There's a potential growth flywheel for developers here, too, by the way. "Obviously," Pearl said, "you can now access all of your Calendly functionality within the Slack application, which is great. And we also see this as a great way to acquire new users as well." One user sends another a Calendly link, which opens up an app in Slack for another user to schedule a meeting. The second user wonders what this Calendly thing is, and signs up for their own account.
Signing up all those new people will require convincing them that Slack is worth the effort, though. Email and text work just fine for a lot of people, and a huge number of people now spend most of their days in Slack-looking apps like Teams and Google Chat. Meanwhile, Slack overload is a real problem for businesses, with some employees feeling like they spend all their time in Slack and none of it doing their job.

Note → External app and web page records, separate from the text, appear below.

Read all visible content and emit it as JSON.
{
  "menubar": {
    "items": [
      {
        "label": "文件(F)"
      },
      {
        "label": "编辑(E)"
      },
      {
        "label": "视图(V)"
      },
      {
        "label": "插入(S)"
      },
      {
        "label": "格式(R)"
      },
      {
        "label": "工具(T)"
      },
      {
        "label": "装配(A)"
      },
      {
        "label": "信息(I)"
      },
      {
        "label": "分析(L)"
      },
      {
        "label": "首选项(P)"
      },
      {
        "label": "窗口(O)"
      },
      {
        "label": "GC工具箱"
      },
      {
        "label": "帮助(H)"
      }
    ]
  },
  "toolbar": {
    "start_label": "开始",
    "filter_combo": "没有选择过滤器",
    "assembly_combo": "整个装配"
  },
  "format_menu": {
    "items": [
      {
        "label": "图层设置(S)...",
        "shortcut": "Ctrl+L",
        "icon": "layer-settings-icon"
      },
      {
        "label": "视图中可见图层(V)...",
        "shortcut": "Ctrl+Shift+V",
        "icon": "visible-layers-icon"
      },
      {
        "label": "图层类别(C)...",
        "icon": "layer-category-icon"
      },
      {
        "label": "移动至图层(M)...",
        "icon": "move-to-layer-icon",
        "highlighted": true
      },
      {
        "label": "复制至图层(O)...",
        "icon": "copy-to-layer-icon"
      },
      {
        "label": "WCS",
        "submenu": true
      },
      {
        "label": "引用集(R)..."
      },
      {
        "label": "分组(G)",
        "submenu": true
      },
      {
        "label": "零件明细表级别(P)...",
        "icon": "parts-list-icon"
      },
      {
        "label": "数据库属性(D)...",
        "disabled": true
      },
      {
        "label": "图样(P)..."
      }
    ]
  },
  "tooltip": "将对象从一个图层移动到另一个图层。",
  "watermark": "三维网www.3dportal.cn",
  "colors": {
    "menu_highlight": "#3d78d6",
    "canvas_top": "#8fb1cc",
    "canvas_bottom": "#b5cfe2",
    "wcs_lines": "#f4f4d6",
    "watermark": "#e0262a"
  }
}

To some extent, Slack's pitch is as simple as addition by subtraction, that having fewer places to talk to people is by default a good thing. But it has forced Slack to rethink how it onboards new users, since many won't have a team member to work with or a training forced upon them. "We're doing [a] much more progressive reveal for onboarding," Yehoshua said, "to give you access to functionality when you need it, but don't overwhelm you initially." Same goes for the way Slack teaches best practices for features like Do Not Disturb, @-mentions and channels, which can help stave off overload but aren't always obvious to new users. In both cases, Yehoshua said, there's plenty more work to do.

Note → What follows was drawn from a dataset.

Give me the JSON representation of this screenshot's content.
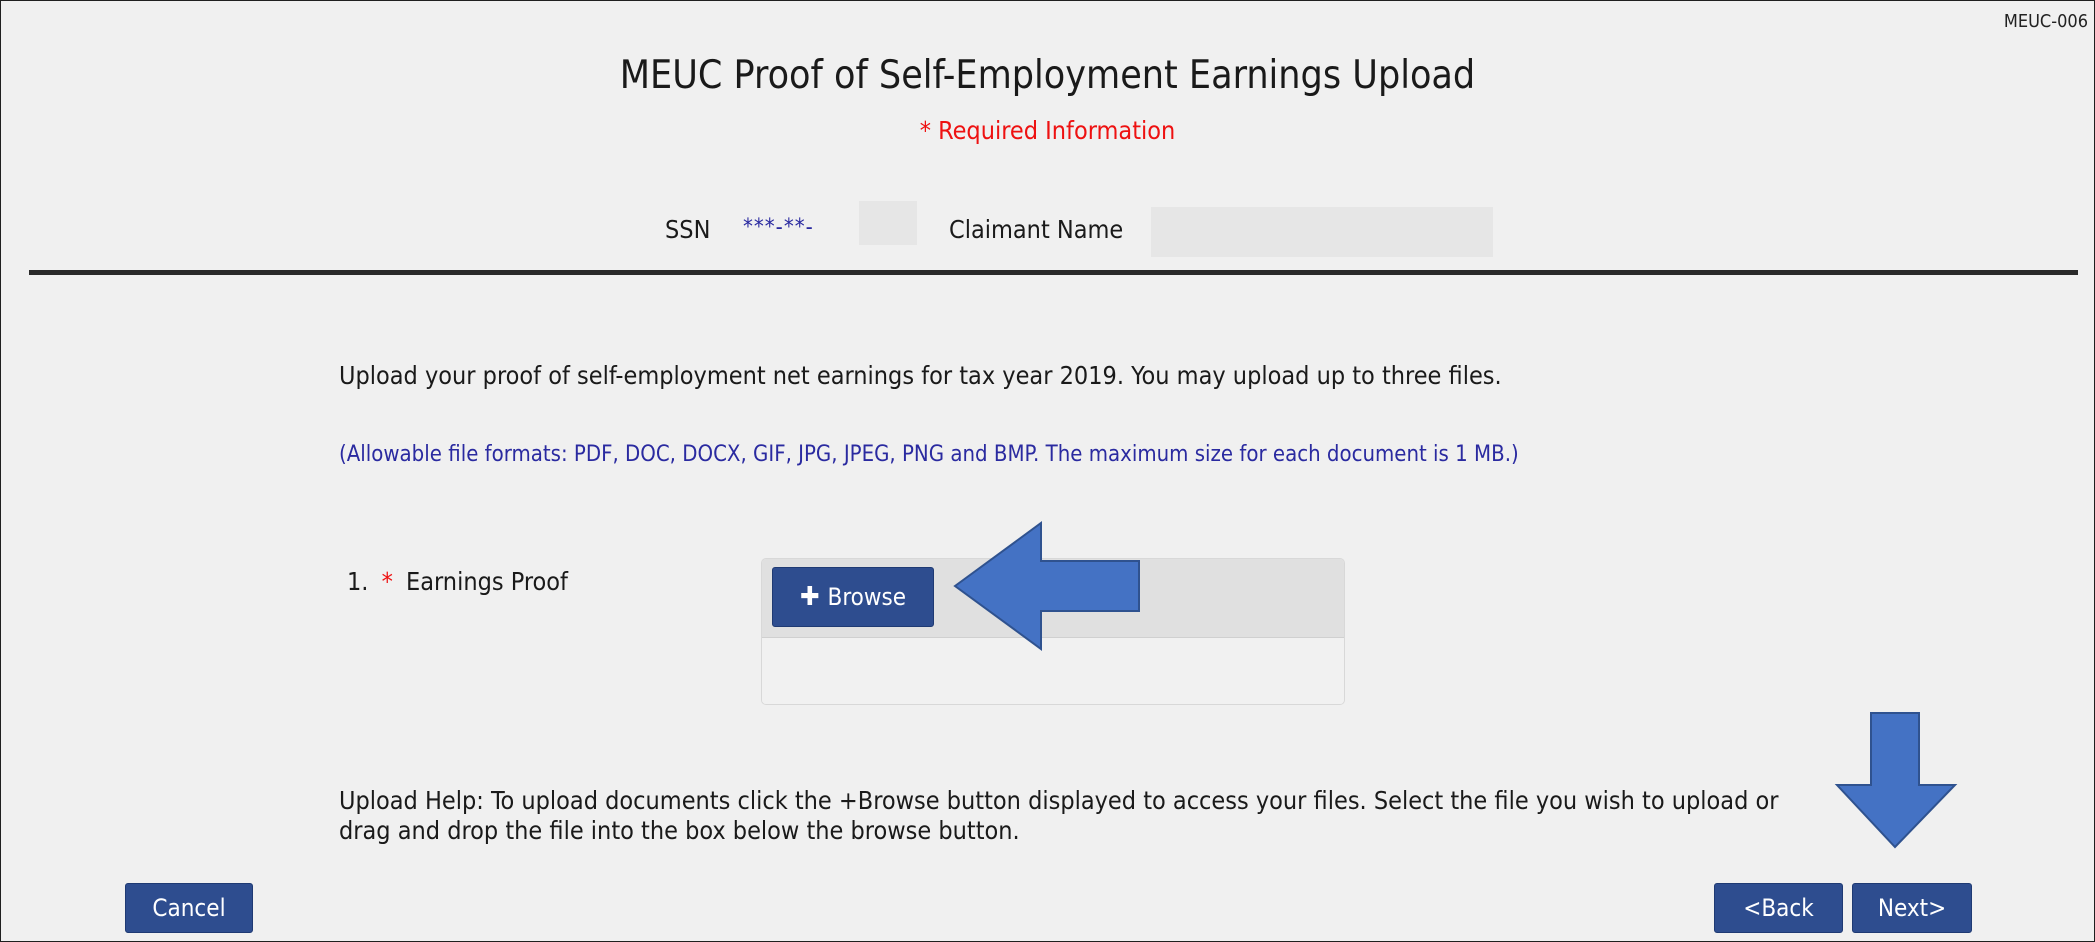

But Slack thinks the hardest work is already done. Slack Connect has been in the works for a while, and DMs essentially blow the doors off the feature. The timing of the announcement is not an accident, Frank said: The product team has spent months refining security processes, making sure the onboarding and interface make sense, and bringing a few customers into a new way of thinking about Slack. Now Slack wants to rewire everyone's brains. Slack isn't just a place to talk to co-workers anymore. It's not just an email killer. It's a place to do business, no matter what — or who — that requires.
Update 3/24: After Slack announced the new feature, a lot of users pointed out the possibility for abuse and harassment, particularly in the invite flow for Connect DMs. When we asked Slack to respond to the criticism, here's what Slack VP of Communications and Policy Jonathan Prince said: "After rolling out Slack Connect DMs this morning, we received valuable feedback from our users about how email invitations to use the feature could potentially be used to send abusive or harassing messages. We are taking immediate steps to prevent this kind of abuse, beginning with the removal today of the ability to customize a message when a user invites someone to Slack Connect DMs. Slack Connect's security features and robust administrative controls are a core part of its value both for individual users and their organizations. We made a mistake in this initial roll-out that is inconsistent with our goals for the product and the typical experience of Slack Connect usage. As always, we are grateful to everyone who spoke up, and we are committed to fixing this issue."